Violence is extremely prevalent in our modern world. In fact, we are so accustomed to it that we have begun to accept it as an everyday occurrence. We see stories of murder and armed robbery. We get visual feedback from the stories.
Our children are exposed to it from an early age and they get the message that it is the norm. They then become like us.
The process repeats itself over and over.
A Huffington Post article titled “Multiple Journalists Shot Dead In Egypt Violence”. While the article does not give a definitive number of casualties, the article states that a reporter from Al Jazeera counted “94 bodies” at a hospital.
Apparently the violence was started to stop people from protesting the overthrow of Mohammed Morsi. Journalists were either killed beaten or wounded.
It is strange that this news was reported as if it was to be expected.
Regardless of that, it was an inhumane act upon individuals who function as watchdogs of governments such as this. An act that should have provoked greater outrage among the countries of the journalists that were affected. However, it is seen as everyday news, not even seen as murder.
A Sky News article addresses the violence in Sri Lanka. It talks about the prime ministers of Canada and India refusing to attend the Commonwealth Summit and continues to say that campaigners believed David Cameron should have acted to prevent Sri Lanka from hosting the meeting.

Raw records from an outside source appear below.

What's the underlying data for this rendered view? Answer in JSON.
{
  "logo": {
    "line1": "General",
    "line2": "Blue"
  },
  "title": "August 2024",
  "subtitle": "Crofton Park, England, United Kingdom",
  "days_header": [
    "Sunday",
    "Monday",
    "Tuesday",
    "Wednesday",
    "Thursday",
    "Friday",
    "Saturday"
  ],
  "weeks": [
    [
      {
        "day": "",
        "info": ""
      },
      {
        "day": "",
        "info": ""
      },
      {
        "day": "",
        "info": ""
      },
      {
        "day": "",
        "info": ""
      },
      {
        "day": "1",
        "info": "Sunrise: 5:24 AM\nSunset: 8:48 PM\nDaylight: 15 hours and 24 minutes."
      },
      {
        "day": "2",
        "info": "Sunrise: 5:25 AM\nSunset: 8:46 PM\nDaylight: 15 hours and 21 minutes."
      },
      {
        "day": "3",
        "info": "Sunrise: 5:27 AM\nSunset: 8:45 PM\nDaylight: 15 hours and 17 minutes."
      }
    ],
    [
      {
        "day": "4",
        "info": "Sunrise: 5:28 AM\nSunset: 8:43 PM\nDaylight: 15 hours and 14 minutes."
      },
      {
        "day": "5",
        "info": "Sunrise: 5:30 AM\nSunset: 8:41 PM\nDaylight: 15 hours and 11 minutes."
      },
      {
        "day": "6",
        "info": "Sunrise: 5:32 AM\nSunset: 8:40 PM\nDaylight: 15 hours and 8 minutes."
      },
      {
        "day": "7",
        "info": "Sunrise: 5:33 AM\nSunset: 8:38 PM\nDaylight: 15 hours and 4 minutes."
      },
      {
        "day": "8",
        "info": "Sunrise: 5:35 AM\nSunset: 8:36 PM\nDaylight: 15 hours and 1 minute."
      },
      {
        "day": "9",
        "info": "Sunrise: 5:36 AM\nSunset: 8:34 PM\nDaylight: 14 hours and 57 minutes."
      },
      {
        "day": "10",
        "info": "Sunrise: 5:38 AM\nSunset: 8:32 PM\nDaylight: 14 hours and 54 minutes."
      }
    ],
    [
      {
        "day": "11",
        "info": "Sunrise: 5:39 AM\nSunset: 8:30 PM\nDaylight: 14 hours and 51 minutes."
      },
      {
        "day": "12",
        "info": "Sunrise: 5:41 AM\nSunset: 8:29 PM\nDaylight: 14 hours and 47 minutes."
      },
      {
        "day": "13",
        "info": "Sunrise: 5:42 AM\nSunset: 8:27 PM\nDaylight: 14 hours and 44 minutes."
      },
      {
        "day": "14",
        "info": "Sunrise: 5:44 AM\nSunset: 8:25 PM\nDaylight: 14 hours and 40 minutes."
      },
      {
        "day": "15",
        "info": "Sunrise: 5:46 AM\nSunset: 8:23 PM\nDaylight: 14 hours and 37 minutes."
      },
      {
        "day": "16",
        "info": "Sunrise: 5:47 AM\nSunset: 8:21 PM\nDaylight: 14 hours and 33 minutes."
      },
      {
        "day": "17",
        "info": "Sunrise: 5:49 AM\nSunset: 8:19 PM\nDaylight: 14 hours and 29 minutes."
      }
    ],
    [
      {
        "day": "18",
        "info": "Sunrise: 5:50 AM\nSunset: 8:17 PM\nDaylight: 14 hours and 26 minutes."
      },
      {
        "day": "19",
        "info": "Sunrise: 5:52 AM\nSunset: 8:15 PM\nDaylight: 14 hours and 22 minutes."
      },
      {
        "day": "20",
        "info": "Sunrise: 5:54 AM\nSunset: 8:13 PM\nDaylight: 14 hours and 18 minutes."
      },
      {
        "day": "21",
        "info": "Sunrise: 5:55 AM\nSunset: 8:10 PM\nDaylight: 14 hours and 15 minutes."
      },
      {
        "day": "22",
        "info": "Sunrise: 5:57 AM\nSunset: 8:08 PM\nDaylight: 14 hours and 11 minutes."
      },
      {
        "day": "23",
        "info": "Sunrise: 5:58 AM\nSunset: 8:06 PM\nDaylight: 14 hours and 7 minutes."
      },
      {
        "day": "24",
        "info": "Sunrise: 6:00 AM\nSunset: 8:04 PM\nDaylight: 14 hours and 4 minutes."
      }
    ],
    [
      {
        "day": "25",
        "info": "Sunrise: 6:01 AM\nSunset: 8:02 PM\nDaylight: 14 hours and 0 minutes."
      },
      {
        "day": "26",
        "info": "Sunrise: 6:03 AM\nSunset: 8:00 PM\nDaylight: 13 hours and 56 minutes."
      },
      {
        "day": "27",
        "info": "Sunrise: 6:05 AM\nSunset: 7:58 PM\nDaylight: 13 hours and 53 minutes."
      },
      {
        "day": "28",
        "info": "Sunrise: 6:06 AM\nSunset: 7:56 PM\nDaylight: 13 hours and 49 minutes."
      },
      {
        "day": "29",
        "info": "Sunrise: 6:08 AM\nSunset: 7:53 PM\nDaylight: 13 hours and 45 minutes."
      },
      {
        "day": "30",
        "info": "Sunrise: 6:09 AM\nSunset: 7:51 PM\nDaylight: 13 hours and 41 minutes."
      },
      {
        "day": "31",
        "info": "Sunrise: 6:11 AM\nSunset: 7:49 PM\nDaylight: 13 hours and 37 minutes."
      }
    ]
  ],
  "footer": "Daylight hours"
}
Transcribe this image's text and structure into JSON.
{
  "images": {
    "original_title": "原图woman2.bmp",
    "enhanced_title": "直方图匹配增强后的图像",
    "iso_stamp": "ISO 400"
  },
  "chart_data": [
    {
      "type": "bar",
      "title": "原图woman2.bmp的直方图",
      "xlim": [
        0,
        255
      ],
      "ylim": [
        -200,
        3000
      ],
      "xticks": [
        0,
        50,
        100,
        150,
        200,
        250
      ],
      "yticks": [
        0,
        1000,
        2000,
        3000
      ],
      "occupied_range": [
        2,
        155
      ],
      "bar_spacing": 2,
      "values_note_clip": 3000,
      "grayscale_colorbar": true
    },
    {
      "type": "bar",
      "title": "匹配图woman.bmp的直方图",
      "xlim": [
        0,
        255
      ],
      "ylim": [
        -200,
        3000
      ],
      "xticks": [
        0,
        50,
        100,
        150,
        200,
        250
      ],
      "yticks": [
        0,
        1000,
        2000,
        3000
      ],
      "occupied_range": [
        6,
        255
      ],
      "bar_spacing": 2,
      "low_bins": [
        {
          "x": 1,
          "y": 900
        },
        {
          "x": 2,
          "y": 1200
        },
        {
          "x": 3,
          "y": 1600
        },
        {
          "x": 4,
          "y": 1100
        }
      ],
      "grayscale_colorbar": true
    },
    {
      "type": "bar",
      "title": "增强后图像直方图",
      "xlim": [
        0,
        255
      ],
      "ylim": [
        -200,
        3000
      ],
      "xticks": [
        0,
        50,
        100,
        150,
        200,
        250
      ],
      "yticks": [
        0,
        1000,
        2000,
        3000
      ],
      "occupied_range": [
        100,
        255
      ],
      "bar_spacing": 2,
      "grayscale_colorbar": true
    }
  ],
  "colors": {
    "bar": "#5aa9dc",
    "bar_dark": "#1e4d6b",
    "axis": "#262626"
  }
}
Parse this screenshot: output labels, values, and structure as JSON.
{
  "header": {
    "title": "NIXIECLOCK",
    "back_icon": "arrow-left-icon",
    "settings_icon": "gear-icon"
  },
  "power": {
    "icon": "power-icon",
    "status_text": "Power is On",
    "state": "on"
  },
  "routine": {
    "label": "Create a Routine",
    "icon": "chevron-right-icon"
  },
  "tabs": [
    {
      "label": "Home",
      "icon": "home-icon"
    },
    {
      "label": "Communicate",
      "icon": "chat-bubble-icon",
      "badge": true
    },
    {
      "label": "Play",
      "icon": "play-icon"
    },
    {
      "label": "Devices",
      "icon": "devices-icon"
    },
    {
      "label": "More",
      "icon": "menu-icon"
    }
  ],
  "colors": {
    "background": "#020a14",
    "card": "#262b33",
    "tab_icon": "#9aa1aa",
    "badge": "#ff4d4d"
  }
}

Instead Cameron, the UK PM should have attacked Sri Lanka for their crimes on civilians in 2009. This could be a positive step towards recognizing violence for what it is, rather than accepting it. If we can convince ourselves that we have been desensitized from violence, then we can convince ourselves to do something about it.